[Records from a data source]
# # #
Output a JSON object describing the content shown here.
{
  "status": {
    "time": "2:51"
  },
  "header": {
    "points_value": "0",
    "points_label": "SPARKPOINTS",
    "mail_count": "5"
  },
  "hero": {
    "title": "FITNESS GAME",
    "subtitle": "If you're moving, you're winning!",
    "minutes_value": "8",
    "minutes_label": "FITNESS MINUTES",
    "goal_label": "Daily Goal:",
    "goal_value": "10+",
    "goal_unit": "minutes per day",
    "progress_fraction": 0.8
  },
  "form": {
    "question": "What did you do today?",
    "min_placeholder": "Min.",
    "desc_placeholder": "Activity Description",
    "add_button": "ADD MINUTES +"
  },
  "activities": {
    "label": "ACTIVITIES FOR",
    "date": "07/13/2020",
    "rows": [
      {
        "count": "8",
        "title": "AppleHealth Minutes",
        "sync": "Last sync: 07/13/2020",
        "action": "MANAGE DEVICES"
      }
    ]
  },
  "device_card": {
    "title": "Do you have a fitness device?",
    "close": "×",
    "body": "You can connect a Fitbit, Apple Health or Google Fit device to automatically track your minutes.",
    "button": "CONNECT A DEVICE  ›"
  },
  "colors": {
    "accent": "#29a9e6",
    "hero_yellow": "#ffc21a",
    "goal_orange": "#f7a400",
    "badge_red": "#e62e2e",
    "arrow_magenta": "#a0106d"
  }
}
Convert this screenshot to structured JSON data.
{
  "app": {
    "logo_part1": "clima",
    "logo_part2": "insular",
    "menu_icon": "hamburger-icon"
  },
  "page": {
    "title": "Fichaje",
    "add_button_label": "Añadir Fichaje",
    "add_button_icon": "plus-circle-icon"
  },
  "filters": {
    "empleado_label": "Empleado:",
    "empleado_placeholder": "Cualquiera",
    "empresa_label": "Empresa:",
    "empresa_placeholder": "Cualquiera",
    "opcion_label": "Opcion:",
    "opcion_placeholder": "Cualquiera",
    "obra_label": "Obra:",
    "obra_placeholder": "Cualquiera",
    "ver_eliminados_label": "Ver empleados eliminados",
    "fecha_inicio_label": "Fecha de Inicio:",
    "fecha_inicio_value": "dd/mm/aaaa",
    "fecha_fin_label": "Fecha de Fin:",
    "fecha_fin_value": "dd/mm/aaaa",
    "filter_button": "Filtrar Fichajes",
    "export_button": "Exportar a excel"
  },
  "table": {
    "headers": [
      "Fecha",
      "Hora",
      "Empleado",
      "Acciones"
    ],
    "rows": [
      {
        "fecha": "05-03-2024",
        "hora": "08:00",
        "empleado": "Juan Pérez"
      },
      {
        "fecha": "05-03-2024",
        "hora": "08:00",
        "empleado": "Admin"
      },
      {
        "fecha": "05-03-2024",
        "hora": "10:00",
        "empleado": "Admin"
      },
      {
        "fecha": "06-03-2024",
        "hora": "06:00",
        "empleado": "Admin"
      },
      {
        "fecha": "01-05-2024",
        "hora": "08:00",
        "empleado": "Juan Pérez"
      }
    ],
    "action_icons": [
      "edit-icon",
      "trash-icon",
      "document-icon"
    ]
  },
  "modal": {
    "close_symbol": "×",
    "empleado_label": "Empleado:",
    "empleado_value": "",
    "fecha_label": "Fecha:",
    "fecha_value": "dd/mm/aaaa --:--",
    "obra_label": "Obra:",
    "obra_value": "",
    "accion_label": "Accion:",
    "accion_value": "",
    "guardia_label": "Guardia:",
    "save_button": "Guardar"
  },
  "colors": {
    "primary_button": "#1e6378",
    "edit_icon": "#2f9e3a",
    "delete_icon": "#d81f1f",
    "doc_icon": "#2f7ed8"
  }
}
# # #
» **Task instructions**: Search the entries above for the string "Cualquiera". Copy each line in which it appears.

» **Solution for this task**:
    "empleado_placeholder": "Cualquiera",
    "empresa_placeholder": "Cualquiera",
    "opcion_placeholder": "Cualquiera",
    "obra_placeholder": "Cualquiera",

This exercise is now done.